Just then another movement caught the corner of my eye. I glanced over and began to laugh again.

Well, hello!

A turtle head was peering up out of the water. I tossed a piece of bread in its direction, which it promptly grabbed before sinking below the water. I went to continue feeding the ducks and fish, but already more fish had come to join the party. The black, churning water was strung out at least ten feet along the water’s edge.

The turtle popped up again, this time wading into the masses of fish. I tossed a piece of bread at him and he moved as if to go after it. Just then, one of the catfish came up in front of him, grabbing the bread in one gulp and slapping the turtle in the face before sinking back under the water. The turtle’s mouth opened instantly, and I could almost imagine a look of pure indignation in his eyes.

Just then I noticed another turtle pop up out of the water. Then another. I glanced up out across the water and my mouth dropped open. There were turtles coasting toward me from the other side of the pond. I counted about two-dozen, then gave up counting.

As I stood there in wonder, a young mother and her two kids came up. The mom had a bag of crackers tucked up under her arm. I heard them talking about feeding the ducks as they headed to the bridge so I called out, “There are fish and turtles over here, too, if you want to feed them.”

The trio joined me and as they tossed crackers into the water, the boiling frenzy of the catfish began again. The little boy squealed and did a little dance as one fish came up to the edge of the water, stopping just inches away from his feet before turning back.

All the excitement seemed to interest the geese on the other side of the pond, because no sooner had the kids and their mother joined me in feeding the park wildlife, we found ourselves being mobbed by the loud, pushy birds.

I had a pile of catfish swarming at my feet, turtles crowding the masses, ducks surrounding them and geese behind me. It didn’t take me long to finish off the remainder of the bread and, with that, I opted out of the madhouse. As I walked back home, two thoughts were running through my head:

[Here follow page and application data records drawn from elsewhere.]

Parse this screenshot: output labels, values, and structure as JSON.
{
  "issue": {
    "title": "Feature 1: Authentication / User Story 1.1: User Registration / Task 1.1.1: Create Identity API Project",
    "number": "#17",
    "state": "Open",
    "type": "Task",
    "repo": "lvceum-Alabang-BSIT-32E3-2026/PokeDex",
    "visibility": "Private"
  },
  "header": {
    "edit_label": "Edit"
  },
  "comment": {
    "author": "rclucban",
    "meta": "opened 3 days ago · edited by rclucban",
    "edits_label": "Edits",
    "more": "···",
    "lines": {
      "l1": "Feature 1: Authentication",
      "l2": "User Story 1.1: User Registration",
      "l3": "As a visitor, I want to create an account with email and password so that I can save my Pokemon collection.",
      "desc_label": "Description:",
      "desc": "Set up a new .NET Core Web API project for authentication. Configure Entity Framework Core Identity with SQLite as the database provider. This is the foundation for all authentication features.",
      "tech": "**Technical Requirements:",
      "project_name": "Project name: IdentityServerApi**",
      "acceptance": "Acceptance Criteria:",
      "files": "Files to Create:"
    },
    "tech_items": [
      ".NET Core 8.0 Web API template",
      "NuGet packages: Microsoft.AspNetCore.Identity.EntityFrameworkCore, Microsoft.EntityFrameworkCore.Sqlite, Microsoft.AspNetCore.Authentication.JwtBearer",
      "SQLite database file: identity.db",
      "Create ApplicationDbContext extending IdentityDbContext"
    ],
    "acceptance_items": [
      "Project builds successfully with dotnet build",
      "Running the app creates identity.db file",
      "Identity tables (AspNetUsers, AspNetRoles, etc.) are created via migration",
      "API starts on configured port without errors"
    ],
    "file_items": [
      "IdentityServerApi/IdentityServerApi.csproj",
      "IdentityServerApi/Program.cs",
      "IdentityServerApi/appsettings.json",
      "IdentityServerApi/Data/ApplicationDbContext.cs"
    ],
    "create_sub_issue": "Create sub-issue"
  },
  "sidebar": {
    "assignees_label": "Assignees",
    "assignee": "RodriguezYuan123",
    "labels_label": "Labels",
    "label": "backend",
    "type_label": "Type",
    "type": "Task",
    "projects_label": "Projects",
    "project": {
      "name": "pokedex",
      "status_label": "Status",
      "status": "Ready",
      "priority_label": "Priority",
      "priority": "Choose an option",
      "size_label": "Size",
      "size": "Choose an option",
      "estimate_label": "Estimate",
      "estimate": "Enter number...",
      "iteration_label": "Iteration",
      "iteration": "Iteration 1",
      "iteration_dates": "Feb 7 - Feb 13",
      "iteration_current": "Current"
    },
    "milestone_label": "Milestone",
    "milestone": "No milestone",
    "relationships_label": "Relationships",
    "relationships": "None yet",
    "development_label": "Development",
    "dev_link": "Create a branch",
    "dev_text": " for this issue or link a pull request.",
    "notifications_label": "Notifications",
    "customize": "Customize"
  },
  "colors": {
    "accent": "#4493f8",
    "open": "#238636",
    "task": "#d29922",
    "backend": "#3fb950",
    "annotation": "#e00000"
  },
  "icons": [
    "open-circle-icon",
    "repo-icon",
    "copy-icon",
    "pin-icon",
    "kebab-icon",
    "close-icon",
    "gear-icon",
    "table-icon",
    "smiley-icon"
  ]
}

1. “How do you fit that many critters in one pond?!”

and 2. “I sure hope I didn’t make them sick…”